Jeffrey Mirus holds a Ph.D. in intellectual history from Princeton University. A co-founder of Christendom College, he also pioneered Catholic Internet services. He is the founder of Trinity Communications and CatholicCulture.org.
One of the ideological emphases of our contemporary religious and moral culture is “inclusion”. I say “ideological” because the imperative to be “inclusive” has become yet another “ism”—though we usually call it “inclusivity” rather than “inclusivism”. Now “isms” are always viewpoints that override everything else and cause us to interpret all things from the perspective of the “ism” in question. I often remark that the only legitimate “ism” is Catholicism, precisely because it means universal, and so excludes nothing that is real.

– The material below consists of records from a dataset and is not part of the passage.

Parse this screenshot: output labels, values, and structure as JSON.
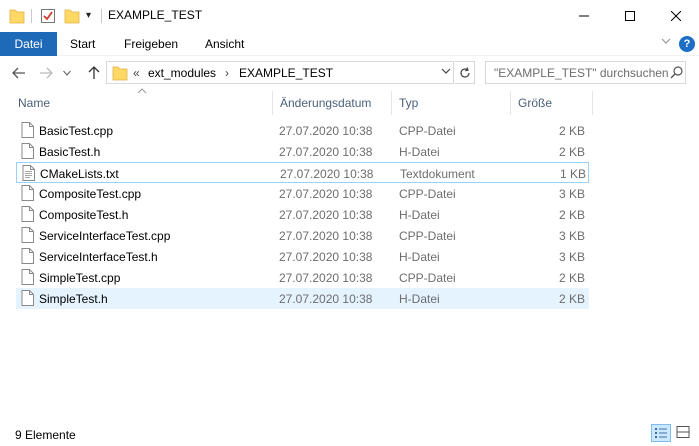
{
  "window": {
    "title": "EXAMPLE_TEST",
    "quick_access_icons": [
      "folder-icon",
      "properties-icon",
      "new-folder-icon"
    ],
    "controls": [
      "minimize",
      "maximize",
      "close"
    ]
  },
  "ribbon": {
    "tabs": [
      {
        "label": "Datei",
        "active": true
      },
      {
        "label": "Start"
      },
      {
        "label": "Freigeben"
      },
      {
        "label": "Ansicht"
      }
    ],
    "help_label": "?"
  },
  "address": {
    "overflow": "«",
    "path": [
      "ext_modules",
      "EXAMPLE_TEST"
    ]
  },
  "search": {
    "placeholder": "\"EXAMPLE_TEST\" durchsuchen"
  },
  "columns": {
    "name": "Name",
    "date": "Änderungsdatum",
    "type": "Typ",
    "size": "Größe"
  },
  "files": [
    {
      "name": "BasicTest.cpp",
      "date": "27.07.2020 10:38",
      "type": "CPP-Datei",
      "size": "2 KB",
      "icon": "file-icon"
    },
    {
      "name": "BasicTest.h",
      "date": "27.07.2020 10:38",
      "type": "H-Datei",
      "size": "2 KB",
      "icon": "file-icon"
    },
    {
      "name": "CMakeLists.txt",
      "date": "27.07.2020 10:38",
      "type": "Textdokument",
      "size": "1 KB",
      "icon": "text-file-icon",
      "focused": true
    },
    {
      "name": "CompositeTest.cpp",
      "date": "27.07.2020 10:38",
      "type": "CPP-Datei",
      "size": "3 KB",
      "icon": "file-icon"
    },
    {
      "name": "CompositeTest.h",
      "date": "27.07.2020 10:38",
      "type": "H-Datei",
      "size": "2 KB",
      "icon": "file-icon"
    },
    {
      "name": "ServiceInterfaceTest.cpp",
      "date": "27.07.2020 10:38",
      "type": "CPP-Datei",
      "size": "3 KB",
      "icon": "file-icon"
    },
    {
      "name": "ServiceInterfaceTest.h",
      "date": "27.07.2020 10:38",
      "type": "H-Datei",
      "size": "3 KB",
      "icon": "file-icon"
    },
    {
      "name": "SimpleTest.cpp",
      "date": "27.07.2020 10:38",
      "type": "CPP-Datei",
      "size": "2 KB",
      "icon": "file-icon"
    },
    {
      "name": "SimpleTest.h",
      "date": "27.07.2020 10:38",
      "type": "H-Datei",
      "size": "2 KB",
      "icon": "file-icon",
      "selected": true
    }
  ],
  "status": {
    "count_text": "9 Elemente"
  },
  "colors": {
    "file_tab": "#1e6ab8",
    "selection": "#e5f3ff",
    "focus_border": "#99d1ff",
    "header_text": "#4c607a",
    "folder": "#ffd866"
  }
}
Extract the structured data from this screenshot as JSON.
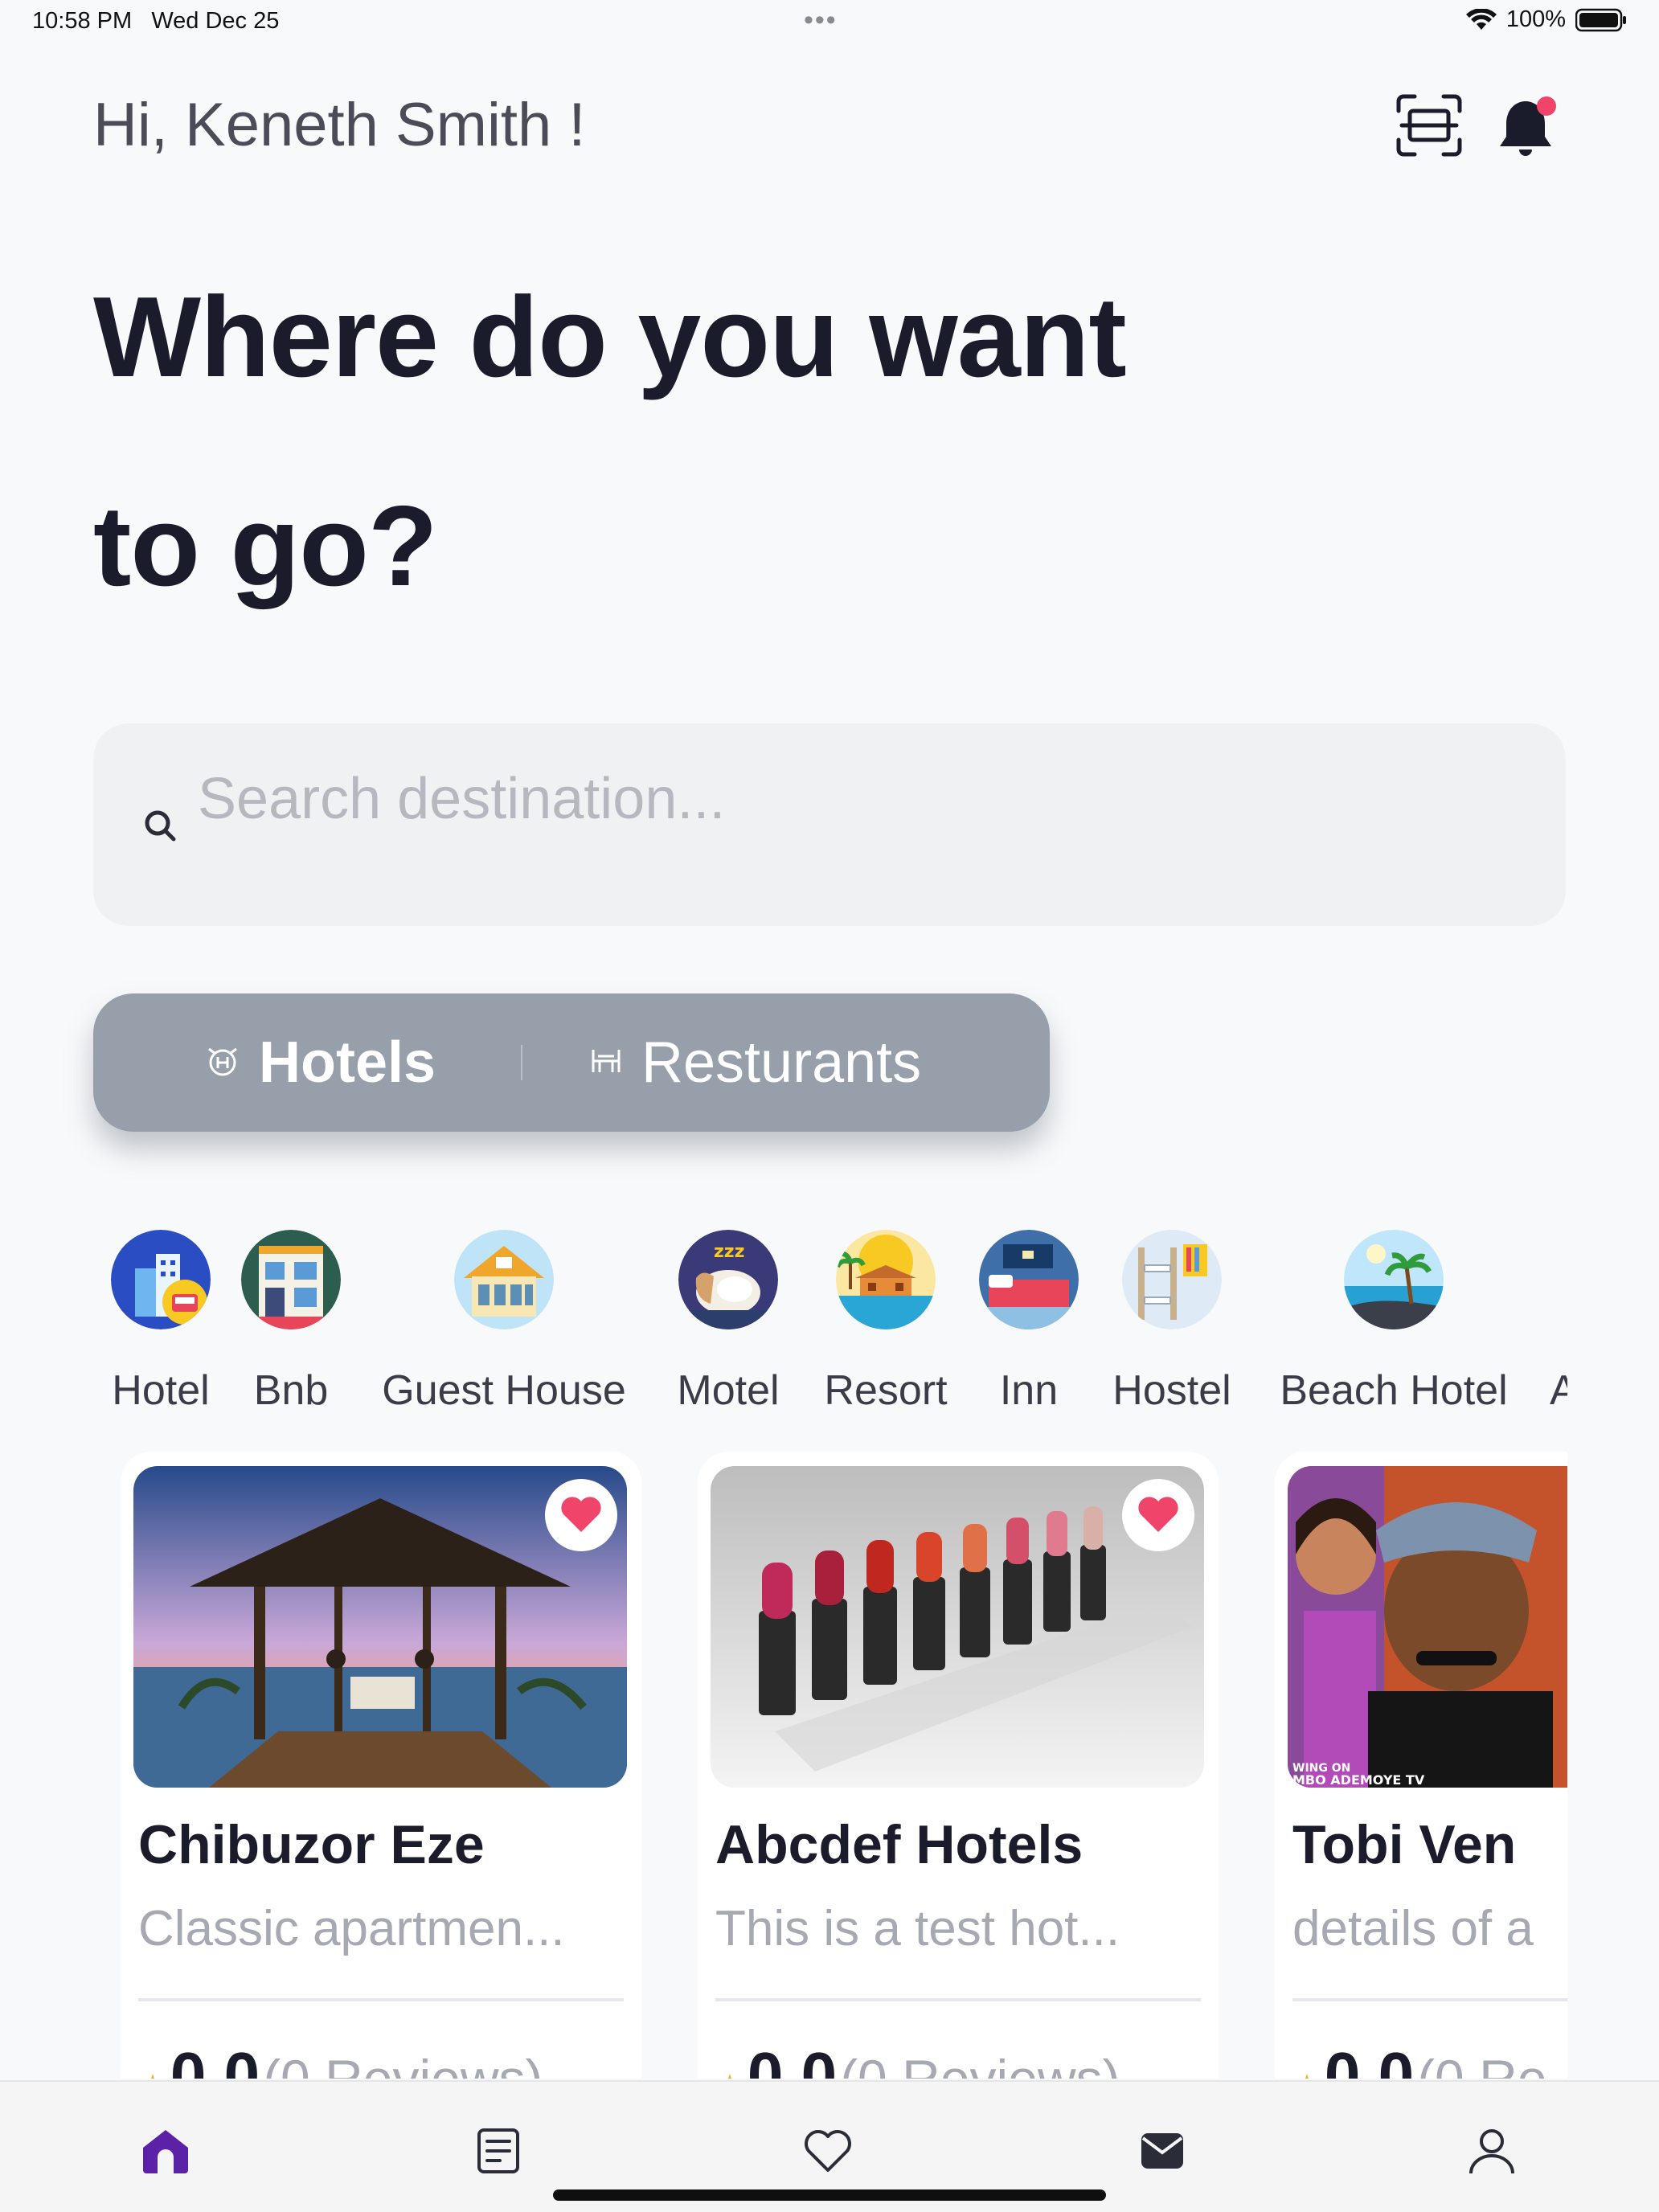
{
  "status_bar": {
    "time": "10:58 PM",
    "date": "Wed Dec 25",
    "battery": "100%"
  },
  "header": {
    "greeting": "Hi, Keneth Smith !",
    "headline_line1": "Where do you want",
    "headline_line2": "to go?"
  },
  "search": {
    "placeholder": "Search destination..."
  },
  "toggle": {
    "hotels_label": "Hotels",
    "restaurants_label": "Resturants",
    "selected": "Hotels"
  },
  "categories": [
    {
      "label": "Hotel",
      "icon": "hotel-icon"
    },
    {
      "label": "Bnb",
      "icon": "bnb-icon"
    },
    {
      "label": "Guest House",
      "icon": "guest-house-icon"
    },
    {
      "label": "Motel",
      "icon": "motel-icon"
    },
    {
      "label": "Resort",
      "icon": "resort-icon"
    },
    {
      "label": "Inn",
      "icon": "inn-icon"
    },
    {
      "label": "Hostel",
      "icon": "hostel-icon"
    },
    {
      "label": "Beach Hotel",
      "icon": "beach-hotel-icon"
    },
    {
      "label": "A",
      "icon": "more-category-icon"
    }
  ],
  "listings": [
    {
      "title": "Chibuzor Eze",
      "description": "Classic apartmen...",
      "rating": "0.0",
      "reviews": "(0 Reviews)",
      "favorited": true
    },
    {
      "title": "Abcdef Hotels",
      "description": "This is a test hot...",
      "rating": "0.0",
      "reviews": "(0 Reviews)",
      "favorited": true
    },
    {
      "title": "Tobi Ven",
      "description": "details of a",
      "rating": "0.0",
      "reviews": "(0 Re",
      "image_caption": "WING ON\nMBO ADEMOYE TV",
      "favorited": false
    }
  ],
  "nav": {
    "items": [
      "home-icon",
      "bookings-icon",
      "favorites-icon",
      "messages-icon",
      "profile-icon"
    ],
    "active": "home-icon",
    "active_color": "#5b21a6"
  },
  "colors": {
    "accent": "#5b21a6",
    "toggle_bg": "#979fab",
    "favorite": "#f0446a",
    "star": "#f2b01e"
  }
}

Nothing that is real? Yes, this is an appropriate phrase because there is a fundamental sense in which only the Good is real. Evil is an absence of a due good, and in this sense the identifying mark of evil is not its own substance but its elimination of a good in which the evil-doer and others could otherwise participate. In other words, the one who does evil is actually depriving himself and others of some good. Thus, evil is always an attack on the Good and on those who uphold the Good. For this reason, we find that there is a moral necessity to exclude from the community of the Church those who repeatedly and unrepentantly attempt to eliminate what is Good. …